So how can ‘Sidewalk’ make its way into your house? In the very same way as BT’s ‘hot spots’ – through your BT router, or in Amazon’s case, through your Amazon devices such as your friendly Alexa.
Back in 2013 I posted about how it was that BT was able offer wifi connectivity no matter where you might be – although they do not actually explain how they do this on their Hot Spot page.
‘What BT do not tell you on their ‘hot spot’ page, is that the majority of their hotspots live in the BT hubs installed in their private customers’ (yours and my) living rooms, halls and studies. Given that the hot spot takes minimal band width (too small for you to notice or to affect your costs) and that the hubs are extremely widely spread even in relatively low population density areas, it is an extremely efficient, low-cost, low-energy way to provide on-line access to huge areas and huge numbers of people.’
At the time I had, and still have, several issues with this – and would have exactly the same issues with Amazon SideWalk if/when it arrives in the UK.
- I cannot see why BT or Amazon should piggy back on my system in order to extend their reach. No matter that the band width that they take up is tiny and the cost negliglible, I have not been asked for my permission. It is an opt out system and if you do not know about it, how can you opt out? And why, in Amazon’s case, should this massive multinational benefit, free of cost, from my infrastructure to which they have not contributed a cent?
- Whatever they may say about security, and both assert that their networks are entirely secure and that no private information will be shared anywhere, wifi and bluetooth are notoriously insecure and I put little faith in multinationals’ promises where the data gathering potential is so huge.
- Although this may not be of concern to everyone, I do not want my living space bathed in wifi 24/7. If you are using an Amazon device such as Alexa, you are obviously using wifi 24/7 anyhow so this is not an issue.
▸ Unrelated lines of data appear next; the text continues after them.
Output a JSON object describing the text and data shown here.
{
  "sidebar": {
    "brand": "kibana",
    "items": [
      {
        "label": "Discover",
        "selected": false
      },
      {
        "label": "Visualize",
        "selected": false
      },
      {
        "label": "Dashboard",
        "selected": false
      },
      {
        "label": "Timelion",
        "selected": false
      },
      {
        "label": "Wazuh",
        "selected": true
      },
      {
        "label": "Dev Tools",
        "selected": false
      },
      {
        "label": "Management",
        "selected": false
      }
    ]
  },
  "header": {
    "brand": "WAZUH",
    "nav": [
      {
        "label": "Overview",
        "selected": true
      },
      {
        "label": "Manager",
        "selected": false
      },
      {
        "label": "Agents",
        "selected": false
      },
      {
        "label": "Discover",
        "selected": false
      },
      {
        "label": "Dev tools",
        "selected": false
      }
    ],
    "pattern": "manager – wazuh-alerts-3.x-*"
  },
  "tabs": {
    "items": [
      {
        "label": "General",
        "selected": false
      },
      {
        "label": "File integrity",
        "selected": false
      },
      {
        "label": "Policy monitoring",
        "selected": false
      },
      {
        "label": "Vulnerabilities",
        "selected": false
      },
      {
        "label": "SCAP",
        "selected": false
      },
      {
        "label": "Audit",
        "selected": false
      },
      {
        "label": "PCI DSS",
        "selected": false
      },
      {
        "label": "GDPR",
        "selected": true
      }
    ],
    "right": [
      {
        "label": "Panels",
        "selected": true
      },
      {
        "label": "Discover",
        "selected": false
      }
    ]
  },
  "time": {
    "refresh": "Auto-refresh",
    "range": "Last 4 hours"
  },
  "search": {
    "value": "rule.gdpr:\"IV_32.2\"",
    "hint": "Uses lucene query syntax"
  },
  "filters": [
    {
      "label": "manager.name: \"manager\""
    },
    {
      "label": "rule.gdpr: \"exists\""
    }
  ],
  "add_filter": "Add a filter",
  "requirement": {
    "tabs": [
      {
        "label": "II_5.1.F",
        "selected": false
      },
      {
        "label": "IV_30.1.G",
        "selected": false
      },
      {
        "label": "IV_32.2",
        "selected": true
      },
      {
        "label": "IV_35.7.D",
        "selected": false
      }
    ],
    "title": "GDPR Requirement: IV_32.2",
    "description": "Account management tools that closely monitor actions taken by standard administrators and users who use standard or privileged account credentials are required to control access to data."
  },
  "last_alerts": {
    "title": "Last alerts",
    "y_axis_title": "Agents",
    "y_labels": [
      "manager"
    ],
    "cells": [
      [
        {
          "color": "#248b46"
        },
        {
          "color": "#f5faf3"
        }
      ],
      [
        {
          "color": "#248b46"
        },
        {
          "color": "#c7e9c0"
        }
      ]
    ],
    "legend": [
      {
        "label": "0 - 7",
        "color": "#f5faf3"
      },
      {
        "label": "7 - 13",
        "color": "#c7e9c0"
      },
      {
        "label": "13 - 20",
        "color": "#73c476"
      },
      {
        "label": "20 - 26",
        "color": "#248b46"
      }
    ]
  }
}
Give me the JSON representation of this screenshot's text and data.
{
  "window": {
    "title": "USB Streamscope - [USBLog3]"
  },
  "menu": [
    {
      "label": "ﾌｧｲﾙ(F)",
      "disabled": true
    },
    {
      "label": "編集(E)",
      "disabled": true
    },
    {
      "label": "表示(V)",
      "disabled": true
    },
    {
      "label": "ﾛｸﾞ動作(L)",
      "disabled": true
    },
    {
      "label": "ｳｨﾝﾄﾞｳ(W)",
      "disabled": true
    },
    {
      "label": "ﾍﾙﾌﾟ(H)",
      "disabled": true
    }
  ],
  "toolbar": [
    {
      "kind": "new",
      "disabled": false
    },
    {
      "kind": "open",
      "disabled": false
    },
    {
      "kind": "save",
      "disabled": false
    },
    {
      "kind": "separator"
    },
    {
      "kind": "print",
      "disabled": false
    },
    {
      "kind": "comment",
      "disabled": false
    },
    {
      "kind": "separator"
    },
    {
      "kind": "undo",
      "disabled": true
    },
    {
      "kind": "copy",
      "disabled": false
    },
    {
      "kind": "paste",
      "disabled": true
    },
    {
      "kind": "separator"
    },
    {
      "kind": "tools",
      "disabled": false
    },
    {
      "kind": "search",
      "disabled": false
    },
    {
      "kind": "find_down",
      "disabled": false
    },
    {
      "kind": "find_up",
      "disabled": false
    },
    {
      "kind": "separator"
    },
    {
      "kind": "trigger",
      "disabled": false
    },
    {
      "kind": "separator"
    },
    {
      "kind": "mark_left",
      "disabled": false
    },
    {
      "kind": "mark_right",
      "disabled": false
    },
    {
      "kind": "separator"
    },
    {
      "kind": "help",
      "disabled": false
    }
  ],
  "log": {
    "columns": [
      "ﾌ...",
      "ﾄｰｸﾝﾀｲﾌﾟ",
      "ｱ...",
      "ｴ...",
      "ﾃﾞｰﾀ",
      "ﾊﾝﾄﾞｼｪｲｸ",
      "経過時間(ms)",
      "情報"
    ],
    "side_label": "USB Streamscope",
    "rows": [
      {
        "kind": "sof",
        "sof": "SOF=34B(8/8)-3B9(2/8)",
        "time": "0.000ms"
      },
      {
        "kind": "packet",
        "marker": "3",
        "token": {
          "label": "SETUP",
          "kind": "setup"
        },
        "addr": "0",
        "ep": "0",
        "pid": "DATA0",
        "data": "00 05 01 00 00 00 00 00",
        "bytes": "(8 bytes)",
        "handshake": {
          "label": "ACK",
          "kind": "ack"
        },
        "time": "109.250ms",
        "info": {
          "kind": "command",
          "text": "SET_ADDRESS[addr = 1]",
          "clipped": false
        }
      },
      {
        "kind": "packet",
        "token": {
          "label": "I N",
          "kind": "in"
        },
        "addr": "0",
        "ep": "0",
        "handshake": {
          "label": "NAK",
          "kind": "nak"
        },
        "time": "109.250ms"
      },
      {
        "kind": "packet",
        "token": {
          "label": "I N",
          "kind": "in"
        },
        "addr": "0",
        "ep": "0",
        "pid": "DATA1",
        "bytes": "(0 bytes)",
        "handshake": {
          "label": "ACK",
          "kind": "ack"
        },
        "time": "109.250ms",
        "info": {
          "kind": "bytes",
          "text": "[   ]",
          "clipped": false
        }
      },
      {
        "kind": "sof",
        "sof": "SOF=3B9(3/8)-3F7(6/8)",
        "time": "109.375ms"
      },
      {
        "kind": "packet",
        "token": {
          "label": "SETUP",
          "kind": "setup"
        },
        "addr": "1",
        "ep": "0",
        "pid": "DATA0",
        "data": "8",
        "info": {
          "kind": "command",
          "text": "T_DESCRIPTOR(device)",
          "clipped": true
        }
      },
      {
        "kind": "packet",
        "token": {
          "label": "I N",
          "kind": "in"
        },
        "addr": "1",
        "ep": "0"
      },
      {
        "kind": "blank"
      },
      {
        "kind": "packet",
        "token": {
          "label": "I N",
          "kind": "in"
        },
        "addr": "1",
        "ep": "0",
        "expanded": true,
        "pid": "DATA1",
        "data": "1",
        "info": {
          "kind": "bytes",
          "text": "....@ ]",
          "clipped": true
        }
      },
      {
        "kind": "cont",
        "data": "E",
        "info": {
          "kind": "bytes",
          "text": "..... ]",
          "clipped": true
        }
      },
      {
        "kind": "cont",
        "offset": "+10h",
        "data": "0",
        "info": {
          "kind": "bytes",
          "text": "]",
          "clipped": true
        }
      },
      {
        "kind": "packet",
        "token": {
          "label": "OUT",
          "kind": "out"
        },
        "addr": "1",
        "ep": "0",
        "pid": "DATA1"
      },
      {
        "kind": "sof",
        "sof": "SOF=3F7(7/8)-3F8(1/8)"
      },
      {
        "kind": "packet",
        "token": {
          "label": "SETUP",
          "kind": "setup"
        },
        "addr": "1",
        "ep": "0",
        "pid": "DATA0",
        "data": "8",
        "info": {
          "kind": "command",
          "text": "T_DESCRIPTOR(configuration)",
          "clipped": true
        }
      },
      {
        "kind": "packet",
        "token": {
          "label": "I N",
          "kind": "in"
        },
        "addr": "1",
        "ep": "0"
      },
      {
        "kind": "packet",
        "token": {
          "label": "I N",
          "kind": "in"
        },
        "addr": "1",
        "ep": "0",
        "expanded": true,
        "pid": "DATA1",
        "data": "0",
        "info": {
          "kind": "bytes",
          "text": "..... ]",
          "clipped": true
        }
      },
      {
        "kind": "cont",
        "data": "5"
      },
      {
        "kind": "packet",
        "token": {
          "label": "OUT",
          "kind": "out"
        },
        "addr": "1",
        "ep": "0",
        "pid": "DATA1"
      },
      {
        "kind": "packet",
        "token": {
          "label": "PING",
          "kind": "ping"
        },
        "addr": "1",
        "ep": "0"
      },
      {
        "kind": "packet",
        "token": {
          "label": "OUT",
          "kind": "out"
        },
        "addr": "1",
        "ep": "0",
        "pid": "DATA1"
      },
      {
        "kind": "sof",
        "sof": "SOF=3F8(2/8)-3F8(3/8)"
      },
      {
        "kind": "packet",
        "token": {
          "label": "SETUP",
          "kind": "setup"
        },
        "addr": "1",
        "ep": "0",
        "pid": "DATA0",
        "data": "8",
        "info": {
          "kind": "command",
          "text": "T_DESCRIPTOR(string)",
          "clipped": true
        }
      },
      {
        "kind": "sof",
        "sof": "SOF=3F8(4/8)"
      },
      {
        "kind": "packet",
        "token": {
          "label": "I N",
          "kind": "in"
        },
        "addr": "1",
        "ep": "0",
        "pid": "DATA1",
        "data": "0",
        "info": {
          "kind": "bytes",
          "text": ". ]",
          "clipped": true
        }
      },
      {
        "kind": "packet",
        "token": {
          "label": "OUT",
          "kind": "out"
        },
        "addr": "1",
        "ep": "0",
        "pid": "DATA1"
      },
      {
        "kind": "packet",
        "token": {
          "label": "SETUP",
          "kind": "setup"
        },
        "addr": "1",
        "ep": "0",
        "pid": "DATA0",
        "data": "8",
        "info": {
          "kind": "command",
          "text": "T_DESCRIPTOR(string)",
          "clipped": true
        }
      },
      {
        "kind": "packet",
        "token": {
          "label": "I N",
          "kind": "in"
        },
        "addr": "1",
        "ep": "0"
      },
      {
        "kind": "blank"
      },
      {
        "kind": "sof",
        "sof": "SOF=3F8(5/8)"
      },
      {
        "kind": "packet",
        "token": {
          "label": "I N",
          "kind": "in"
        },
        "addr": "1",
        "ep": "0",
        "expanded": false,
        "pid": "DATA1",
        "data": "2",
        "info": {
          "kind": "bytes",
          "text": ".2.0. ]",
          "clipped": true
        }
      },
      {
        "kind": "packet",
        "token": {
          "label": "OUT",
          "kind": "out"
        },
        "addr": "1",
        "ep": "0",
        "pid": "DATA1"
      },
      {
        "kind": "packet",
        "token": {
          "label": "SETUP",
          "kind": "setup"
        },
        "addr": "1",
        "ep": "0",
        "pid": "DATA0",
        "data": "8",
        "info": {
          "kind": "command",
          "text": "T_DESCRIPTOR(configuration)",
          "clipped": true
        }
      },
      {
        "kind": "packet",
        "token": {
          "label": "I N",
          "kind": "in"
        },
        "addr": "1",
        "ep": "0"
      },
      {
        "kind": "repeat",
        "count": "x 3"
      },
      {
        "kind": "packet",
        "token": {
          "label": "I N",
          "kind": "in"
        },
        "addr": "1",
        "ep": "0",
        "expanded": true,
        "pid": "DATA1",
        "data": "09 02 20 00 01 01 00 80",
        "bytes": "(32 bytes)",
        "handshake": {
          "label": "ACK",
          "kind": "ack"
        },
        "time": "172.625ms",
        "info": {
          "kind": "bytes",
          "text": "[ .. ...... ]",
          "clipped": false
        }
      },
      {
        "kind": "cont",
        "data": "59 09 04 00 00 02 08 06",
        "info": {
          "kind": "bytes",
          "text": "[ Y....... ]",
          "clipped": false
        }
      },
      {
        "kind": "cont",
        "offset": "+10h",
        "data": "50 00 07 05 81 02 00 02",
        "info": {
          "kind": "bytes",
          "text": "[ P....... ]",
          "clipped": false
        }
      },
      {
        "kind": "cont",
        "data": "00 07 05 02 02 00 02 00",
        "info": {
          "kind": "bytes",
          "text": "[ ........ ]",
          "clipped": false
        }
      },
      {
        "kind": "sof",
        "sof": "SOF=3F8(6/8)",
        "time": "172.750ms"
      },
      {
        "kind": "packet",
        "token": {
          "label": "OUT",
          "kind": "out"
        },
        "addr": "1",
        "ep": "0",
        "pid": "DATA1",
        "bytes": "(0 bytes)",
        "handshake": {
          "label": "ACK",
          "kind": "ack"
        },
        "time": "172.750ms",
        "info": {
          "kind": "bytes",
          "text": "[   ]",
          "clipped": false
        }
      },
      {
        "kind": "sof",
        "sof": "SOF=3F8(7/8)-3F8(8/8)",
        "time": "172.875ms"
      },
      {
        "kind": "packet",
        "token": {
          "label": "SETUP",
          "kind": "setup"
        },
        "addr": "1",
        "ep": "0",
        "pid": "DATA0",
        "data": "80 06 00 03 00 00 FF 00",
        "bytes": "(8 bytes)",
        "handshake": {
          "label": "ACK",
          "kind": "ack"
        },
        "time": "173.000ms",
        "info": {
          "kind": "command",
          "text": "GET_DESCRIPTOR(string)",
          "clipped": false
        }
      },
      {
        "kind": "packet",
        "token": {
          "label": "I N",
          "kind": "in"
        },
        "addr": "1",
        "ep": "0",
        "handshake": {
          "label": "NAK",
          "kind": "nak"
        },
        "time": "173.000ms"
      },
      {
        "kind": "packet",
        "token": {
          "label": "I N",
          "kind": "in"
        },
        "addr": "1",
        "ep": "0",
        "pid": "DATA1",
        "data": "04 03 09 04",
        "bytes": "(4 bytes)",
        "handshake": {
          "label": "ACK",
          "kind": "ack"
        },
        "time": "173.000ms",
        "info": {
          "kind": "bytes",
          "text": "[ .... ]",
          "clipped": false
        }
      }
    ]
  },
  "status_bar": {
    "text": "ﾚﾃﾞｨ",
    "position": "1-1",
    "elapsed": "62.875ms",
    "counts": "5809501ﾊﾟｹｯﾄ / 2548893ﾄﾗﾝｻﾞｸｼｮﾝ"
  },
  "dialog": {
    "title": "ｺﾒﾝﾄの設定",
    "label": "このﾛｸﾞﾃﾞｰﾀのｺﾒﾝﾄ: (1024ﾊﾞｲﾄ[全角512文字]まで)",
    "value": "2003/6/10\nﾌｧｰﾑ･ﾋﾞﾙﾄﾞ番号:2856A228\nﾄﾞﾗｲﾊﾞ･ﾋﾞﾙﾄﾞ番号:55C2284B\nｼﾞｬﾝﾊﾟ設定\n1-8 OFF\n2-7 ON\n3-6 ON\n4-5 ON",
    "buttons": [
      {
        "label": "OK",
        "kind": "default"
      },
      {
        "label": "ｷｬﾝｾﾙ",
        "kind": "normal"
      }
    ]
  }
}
But as far as the BT hub is concerned, you could turn off your internal wifi and not realise that the public/hot spot wifi was still operational and needed to be turned off separately.
In the USA – Sidewalk is in action right now….
In the USA this question is relevant right now. As of June 8th Amazon has automatically enrolled all Amazon devices, including Alexa, Echo, Ring, security cams, outdoor lights, motion sensors, and Tile trackers, in Amazon Sidewalk. And since only a tiny fraction of people know this or know how to change their default settings, millions of people will be co-opted into the program whether they know anything about it or not.
What exactly is Amazon Sidewalk?
To quote from an interesting article by Dan Goodin in Ars Technica:
Amazon Sidewalk is a shared network that helps devices work better. Operated by Amazon at no charge to customers, Sidewalk can help simplify new device setup, extend the low-bandwidth working range of devices to help find pets or valuables with Tile trackers, and help devices stay online even if they are outside the range of their home wifi. In the future, Sidewalk will support a range of experiences from using Sidewalk-enabled devices, such as smart security and lighting and diagnostics for appliances and tools.
When you share your connection with Sidewalk, the total monthly data used by Sidewalk, per account, is capped at 500MB, which is equivalent to streaming about 10 minutes of high definition video.
Amazon has published a comprehensive white paper detailing the technical underpinnings and service terms that it says will protect the privacy and security of its users…… But wireless technologies like Wi-Fi and Bluetooth have a history of being insecure. If industry-standard wireless technologies have such a poor track record, why are we to believe a proprietary wireless scheme will have one that’s any better?
Dan helpfully also tells you how to turn off Sidewalk, pointing out that:
Amazon’s decision to make Sidewalk an opt-out service rather than an opt-in one is telling. The company knows the only chance of the service gaining critical mass is to turn it on by default, so that’s what it’s doing. Fortunately, turning Sidewalk off is relatively painless. It involves:
1. Opening the Alexa app
2. Opening More and selecting Settings
3. Selecting Account Settings
4. Selecting Amazon Sidewalk
5. Turning Amazon Sidewalk Off
However, according to another interesting article in cnet.com there’s another feature of Sidewalk called Community Finding (see below the Sidewalk slider) that allows people outside of your home to connect with Amazon’s servers by way of your Echo and Ring devices. That is an additional feature and needs to be turned off separately.
For now, then, if you live outside the US, the Sidewalk roll out, whether you welcome it or are horrified by it, will not affect you. However, if it is successful in the US, I cannot believe that Amazon will not look to extend it in due course. Watch that space.
With thanks to one of our readers for alerting me to this development.